■ Instructions to follow:
Copy each line of the data below with the word "Ctrl".

(Items from an interface collection)

==========

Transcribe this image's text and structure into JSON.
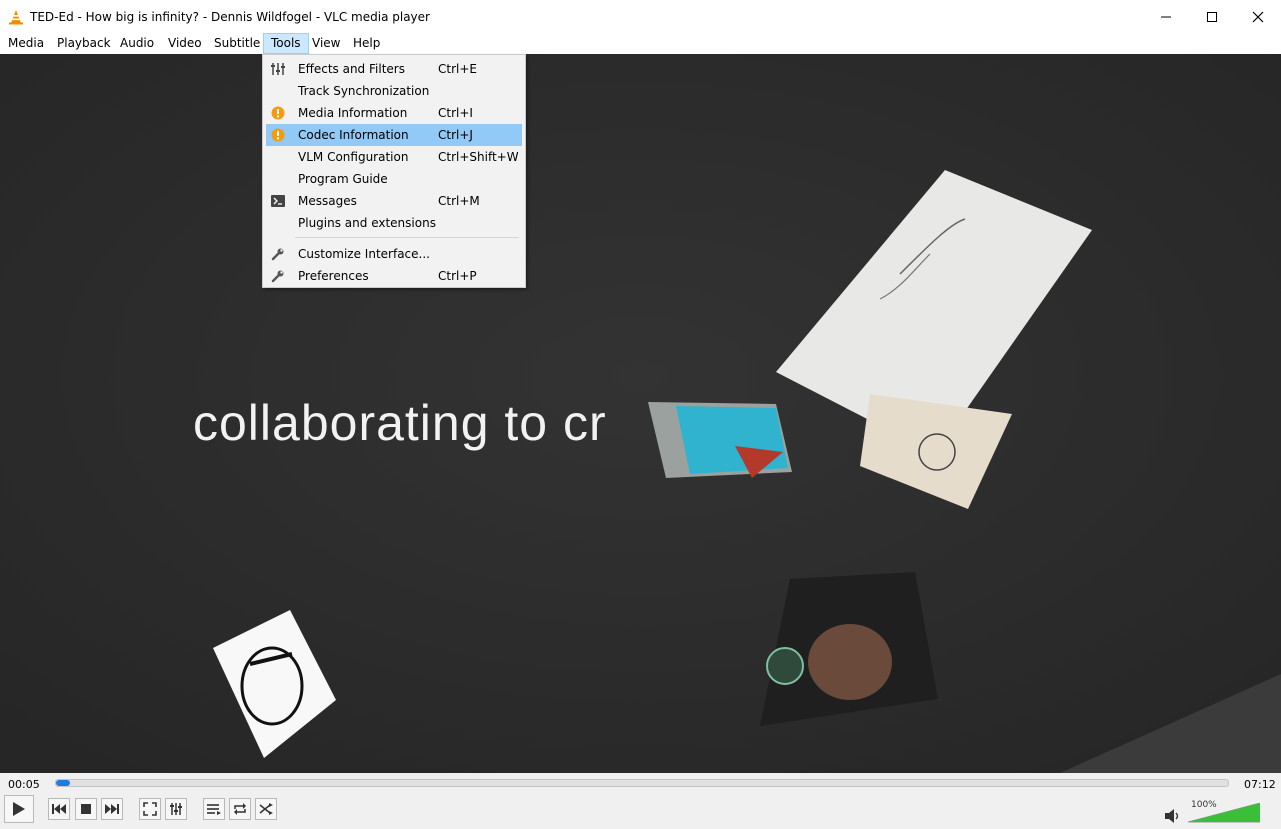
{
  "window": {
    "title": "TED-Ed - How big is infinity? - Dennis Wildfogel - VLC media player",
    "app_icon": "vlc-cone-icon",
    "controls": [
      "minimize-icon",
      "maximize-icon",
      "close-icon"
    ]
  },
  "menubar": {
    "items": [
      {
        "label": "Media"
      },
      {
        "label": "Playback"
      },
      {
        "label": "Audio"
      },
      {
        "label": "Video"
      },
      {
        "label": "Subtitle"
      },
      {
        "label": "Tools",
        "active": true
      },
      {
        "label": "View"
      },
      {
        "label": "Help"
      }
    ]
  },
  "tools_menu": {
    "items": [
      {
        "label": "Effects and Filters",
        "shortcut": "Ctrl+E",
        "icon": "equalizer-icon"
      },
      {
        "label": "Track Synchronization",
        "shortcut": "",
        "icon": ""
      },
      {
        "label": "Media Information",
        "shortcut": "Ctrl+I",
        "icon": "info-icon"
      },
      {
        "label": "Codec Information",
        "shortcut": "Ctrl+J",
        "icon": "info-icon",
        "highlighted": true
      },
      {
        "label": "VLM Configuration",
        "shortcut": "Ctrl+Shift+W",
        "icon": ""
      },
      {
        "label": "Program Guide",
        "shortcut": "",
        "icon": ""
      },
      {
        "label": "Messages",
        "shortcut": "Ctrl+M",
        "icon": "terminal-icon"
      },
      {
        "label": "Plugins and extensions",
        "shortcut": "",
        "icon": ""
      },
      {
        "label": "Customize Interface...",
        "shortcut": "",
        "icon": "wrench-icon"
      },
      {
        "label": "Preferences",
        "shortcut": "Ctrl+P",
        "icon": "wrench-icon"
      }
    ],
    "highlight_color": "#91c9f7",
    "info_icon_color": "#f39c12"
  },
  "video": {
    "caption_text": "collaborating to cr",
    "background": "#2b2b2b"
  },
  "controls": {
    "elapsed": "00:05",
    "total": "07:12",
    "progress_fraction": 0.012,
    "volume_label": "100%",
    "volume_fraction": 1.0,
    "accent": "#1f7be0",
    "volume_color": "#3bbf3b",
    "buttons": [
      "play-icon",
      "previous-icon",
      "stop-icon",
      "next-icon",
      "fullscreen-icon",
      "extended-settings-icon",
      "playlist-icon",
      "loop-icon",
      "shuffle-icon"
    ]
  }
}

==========

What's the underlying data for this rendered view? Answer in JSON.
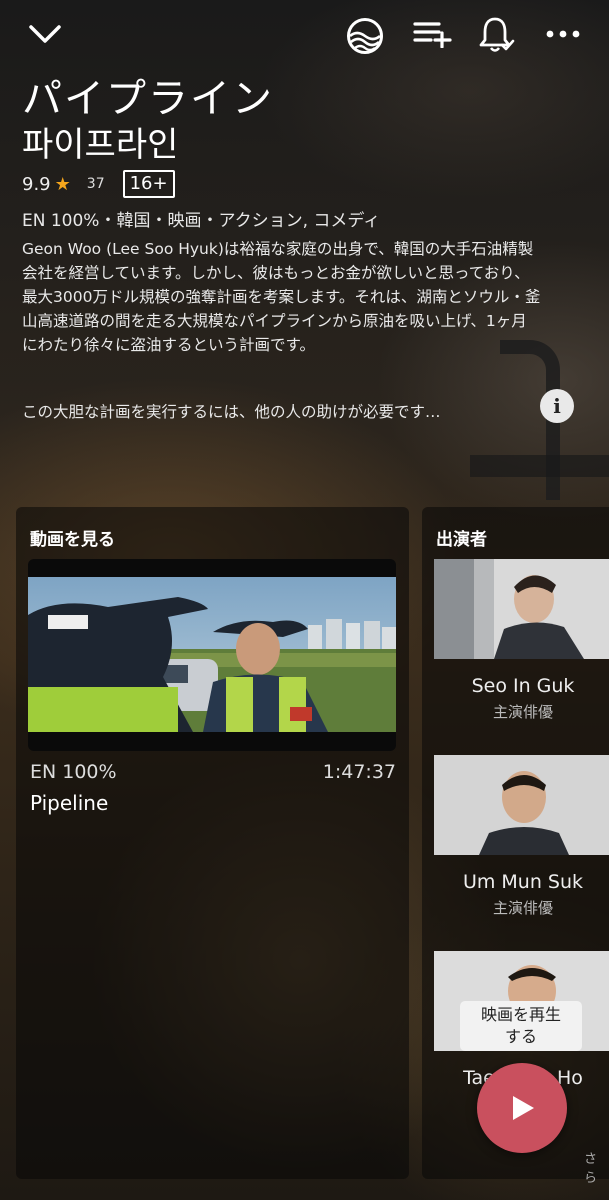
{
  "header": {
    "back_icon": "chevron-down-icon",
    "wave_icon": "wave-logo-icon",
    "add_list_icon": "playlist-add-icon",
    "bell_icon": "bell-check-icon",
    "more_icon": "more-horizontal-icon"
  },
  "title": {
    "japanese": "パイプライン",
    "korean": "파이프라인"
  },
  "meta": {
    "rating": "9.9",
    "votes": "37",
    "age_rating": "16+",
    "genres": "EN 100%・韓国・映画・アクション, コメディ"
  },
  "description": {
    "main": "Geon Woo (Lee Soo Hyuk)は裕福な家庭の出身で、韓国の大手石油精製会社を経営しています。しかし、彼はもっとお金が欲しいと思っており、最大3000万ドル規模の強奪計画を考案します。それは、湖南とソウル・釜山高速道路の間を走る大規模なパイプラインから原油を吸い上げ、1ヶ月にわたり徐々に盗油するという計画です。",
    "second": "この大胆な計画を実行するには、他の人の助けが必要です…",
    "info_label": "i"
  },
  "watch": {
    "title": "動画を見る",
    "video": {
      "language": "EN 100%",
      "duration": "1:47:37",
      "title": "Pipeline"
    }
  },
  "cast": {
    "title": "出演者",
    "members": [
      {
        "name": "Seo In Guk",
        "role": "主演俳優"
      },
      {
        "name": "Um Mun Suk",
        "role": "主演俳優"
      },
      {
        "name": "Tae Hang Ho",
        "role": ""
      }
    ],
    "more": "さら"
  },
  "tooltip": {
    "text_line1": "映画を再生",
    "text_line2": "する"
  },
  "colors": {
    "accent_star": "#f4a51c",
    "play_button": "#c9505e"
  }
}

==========

■ Your solution:
        "shortcut": "Ctrl+E",
        "shortcut": "Ctrl+I",
        "shortcut": "Ctrl+J",
        "shortcut": "Ctrl+Shift+W",
        "shortcut": "Ctrl+M",
        "shortcut": "Ctrl+P",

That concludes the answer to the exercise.